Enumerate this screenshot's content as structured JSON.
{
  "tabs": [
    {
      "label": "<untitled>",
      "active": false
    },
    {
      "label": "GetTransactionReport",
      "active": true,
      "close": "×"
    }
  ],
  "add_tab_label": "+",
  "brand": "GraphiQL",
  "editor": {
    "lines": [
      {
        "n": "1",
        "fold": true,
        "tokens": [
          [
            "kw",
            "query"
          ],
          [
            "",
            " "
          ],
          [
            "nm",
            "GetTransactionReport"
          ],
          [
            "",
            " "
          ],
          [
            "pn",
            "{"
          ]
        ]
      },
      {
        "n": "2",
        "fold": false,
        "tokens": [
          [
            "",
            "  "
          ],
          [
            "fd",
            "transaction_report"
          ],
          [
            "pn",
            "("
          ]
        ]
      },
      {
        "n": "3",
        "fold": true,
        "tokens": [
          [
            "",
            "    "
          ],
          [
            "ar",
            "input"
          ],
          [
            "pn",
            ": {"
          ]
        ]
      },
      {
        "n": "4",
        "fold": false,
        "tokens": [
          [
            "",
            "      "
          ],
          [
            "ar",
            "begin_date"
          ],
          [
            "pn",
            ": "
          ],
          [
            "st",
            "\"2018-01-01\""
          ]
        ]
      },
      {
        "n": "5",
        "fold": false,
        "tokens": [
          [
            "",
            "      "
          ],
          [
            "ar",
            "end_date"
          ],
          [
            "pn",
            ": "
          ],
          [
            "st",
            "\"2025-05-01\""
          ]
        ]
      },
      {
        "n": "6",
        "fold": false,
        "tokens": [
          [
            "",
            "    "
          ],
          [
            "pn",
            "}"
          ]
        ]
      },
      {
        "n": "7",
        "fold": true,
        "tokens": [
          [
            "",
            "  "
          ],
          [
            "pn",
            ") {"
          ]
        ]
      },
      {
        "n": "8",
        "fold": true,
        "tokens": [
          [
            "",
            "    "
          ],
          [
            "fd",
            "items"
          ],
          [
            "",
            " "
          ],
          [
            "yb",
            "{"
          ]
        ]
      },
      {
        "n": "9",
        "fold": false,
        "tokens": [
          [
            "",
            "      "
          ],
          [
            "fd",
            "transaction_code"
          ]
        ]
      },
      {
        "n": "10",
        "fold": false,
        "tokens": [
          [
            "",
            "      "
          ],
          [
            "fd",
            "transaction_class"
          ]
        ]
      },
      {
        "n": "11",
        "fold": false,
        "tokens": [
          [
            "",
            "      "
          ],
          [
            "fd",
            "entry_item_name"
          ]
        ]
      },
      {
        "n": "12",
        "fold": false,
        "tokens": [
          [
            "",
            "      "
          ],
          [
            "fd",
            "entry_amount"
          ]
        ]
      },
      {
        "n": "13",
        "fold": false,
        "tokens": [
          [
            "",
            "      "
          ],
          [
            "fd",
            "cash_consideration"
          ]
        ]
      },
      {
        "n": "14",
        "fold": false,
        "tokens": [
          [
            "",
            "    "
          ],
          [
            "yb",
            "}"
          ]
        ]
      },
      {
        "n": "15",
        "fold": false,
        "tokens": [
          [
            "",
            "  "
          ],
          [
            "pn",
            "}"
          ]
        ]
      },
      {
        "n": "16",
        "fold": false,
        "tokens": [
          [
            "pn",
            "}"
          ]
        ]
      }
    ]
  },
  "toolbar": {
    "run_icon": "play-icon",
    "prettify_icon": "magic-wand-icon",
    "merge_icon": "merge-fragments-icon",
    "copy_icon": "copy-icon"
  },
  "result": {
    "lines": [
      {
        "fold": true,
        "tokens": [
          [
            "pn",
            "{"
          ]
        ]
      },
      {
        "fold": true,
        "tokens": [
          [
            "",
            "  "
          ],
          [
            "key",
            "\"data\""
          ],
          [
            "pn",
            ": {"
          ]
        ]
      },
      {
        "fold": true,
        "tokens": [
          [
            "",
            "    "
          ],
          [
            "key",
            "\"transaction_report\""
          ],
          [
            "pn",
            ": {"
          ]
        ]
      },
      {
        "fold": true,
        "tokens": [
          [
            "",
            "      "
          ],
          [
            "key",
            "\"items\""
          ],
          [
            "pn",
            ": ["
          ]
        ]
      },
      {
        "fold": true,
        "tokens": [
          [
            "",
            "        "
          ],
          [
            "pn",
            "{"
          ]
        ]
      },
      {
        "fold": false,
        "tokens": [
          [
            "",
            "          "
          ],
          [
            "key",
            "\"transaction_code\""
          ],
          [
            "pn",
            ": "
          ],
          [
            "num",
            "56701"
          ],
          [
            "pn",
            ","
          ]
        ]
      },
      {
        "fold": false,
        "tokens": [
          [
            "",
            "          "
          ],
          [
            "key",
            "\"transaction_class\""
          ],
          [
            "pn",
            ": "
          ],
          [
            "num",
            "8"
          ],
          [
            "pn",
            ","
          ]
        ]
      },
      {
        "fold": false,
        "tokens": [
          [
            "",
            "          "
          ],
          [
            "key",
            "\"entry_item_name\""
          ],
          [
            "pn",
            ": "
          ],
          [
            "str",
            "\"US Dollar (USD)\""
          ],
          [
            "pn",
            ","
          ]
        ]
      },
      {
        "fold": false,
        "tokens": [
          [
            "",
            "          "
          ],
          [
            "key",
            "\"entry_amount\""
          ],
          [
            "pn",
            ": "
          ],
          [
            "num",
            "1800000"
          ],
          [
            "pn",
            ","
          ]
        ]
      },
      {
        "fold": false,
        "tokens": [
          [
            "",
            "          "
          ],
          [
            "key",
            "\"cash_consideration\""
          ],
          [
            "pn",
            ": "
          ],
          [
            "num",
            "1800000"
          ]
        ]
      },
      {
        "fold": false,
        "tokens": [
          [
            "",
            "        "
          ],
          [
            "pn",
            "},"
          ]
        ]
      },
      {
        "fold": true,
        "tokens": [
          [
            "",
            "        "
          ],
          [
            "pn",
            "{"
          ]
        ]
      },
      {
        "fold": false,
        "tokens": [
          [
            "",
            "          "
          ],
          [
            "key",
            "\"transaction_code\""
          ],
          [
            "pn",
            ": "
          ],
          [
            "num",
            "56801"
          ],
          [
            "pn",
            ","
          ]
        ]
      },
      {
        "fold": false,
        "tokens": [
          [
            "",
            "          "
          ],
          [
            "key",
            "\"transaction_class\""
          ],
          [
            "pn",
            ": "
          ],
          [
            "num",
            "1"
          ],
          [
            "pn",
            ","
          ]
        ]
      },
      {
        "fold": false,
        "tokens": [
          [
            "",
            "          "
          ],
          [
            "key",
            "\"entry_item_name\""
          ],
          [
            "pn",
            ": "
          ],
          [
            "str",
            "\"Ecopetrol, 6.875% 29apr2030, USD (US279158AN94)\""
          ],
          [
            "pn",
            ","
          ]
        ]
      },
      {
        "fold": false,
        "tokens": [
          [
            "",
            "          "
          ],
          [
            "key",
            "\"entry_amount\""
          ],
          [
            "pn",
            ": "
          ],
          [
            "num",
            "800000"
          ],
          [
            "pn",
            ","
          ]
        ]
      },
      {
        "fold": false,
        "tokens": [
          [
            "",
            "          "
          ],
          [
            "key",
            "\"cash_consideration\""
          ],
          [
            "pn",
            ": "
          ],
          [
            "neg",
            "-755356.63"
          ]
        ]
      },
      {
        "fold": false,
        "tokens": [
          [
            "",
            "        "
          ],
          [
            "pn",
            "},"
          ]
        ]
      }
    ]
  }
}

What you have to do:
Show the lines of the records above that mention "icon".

Answer for this exercise:
    "run_icon": "play-icon",
    "prettify_icon": "magic-wand-icon",
    "merge_icon": "merge-fragments-icon",
    "copy_icon": "copy-icon"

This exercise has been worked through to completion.